    For grown-ups, play is what we do after a long day of work. For children, however, play is their job! Play is the backdrop for child learning and developing. It provides opportunities to explore, problem- solve, learn cause -and -effect, and communicate. As you play with your child, follow their lead. Pause before jumping in to assist your child. Give them opportunities to ask for a favorite toy by placing it just out of reach. If something unexpected happens (e.g. a book falls off the table), pause to let your child react or communicate before fixing the problem.
  2. Reinforce your child’s communicative attempts by responding to and imitating their facial expressions, vocalizations and babbling. Maintain eye-contact as you imitate the sounds your child makes.
  3. Encourage your child to use different vowels and speech sounds such as “oo”, “ee”, “da”, “ba” or “ma”. Engage your child in sound play, pairing different sounds with silly actions. You might knock over a block and exclaim “uh oh!” or tickle your baby’s toes and say “do do!”
  4. Pair gestures with words to help convey meaning as you communicate with your child. For example, if your child wants to be picked up, you might reach your hands up high and say “up!’. Wave your hand as you say “bye bye!” Point to objects as you label them (e.g. “ball!” or “milk!”).
  5.  Encourage your child to imitate your actions.

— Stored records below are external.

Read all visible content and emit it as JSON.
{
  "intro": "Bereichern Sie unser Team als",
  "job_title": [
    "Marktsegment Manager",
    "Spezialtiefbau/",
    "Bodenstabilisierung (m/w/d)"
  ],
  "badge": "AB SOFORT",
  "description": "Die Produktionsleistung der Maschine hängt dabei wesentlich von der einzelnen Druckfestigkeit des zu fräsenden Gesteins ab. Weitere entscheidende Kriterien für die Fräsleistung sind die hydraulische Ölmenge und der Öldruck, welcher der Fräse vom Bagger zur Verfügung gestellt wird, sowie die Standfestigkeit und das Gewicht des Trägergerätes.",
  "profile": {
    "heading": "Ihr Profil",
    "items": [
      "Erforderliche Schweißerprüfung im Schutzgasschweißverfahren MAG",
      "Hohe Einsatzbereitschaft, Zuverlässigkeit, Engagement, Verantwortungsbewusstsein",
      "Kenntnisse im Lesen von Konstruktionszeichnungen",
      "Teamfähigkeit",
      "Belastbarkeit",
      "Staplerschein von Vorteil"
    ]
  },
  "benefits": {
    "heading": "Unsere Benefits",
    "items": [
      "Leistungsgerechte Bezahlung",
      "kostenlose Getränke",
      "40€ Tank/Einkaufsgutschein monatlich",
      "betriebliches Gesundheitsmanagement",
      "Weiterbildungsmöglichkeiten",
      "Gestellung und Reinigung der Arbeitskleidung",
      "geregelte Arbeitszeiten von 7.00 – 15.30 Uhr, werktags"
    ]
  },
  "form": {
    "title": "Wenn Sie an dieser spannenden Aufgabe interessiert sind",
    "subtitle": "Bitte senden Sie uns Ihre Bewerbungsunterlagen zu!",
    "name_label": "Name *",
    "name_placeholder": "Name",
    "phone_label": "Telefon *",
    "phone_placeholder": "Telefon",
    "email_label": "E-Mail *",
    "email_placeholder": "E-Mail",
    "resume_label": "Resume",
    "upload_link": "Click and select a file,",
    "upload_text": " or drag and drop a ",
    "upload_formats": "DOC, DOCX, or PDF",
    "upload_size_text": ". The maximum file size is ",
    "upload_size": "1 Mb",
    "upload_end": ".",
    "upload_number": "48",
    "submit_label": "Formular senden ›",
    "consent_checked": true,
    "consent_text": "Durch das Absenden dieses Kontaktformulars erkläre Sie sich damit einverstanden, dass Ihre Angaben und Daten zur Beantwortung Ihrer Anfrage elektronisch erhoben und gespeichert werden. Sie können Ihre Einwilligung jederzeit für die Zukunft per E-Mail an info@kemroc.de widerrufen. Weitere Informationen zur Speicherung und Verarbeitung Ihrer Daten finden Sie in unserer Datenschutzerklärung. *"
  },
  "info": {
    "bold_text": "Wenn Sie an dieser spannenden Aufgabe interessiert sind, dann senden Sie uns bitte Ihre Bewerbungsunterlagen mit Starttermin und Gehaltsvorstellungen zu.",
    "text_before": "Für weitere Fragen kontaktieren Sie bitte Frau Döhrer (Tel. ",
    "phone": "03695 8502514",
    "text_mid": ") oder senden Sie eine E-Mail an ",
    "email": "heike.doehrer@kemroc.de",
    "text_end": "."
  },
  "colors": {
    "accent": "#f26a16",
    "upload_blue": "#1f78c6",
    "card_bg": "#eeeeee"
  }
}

Play finger games such as “Itsy Bitsy Spider”, “Wheels on the Bus”, and “Pat-A-Cake”. You might also play “Peek-A-Boo”, clap your hands, or blow kisses.
  6. Make environmental noises during play (e.g. “car says beep beep!” or “cow says moo moo!”). Encourage your child to imitate various sounds as they explore and play.
  7. Sing to your child! Songs are an excellent way to engage your child in a meaningful and language-rich context. Add gestures to your songs, and create anticipation as you vary your facial expressions and intonation. The repetition of a familiar song will provide opportunities for your child to anticipate and even join in!
  8. Narrate what is happening in the environment. Use simple language to describe actions and events to your child as they are happening (e.g. “Mommy is putting shoes on!” or “Mommy is washing your hands!”).
  9. Read to your child! Choose books with large and engaging pictures that are not too detailed. Point to and label various pictures (e.g. “ball!” or “cow…moo moo!”). Ask your child “What’s this?” and encourage them to name pictures. A young child may not be able to attend to a book for very long- that’s okay! Follow your child’s lead and don’t feel pressured to finish a whole book. Instead, focus on keeping literacy activities fun and engaging, and enjoy the few pages that your child reads.

Click here for even more tips to encourage speech and language development in your child.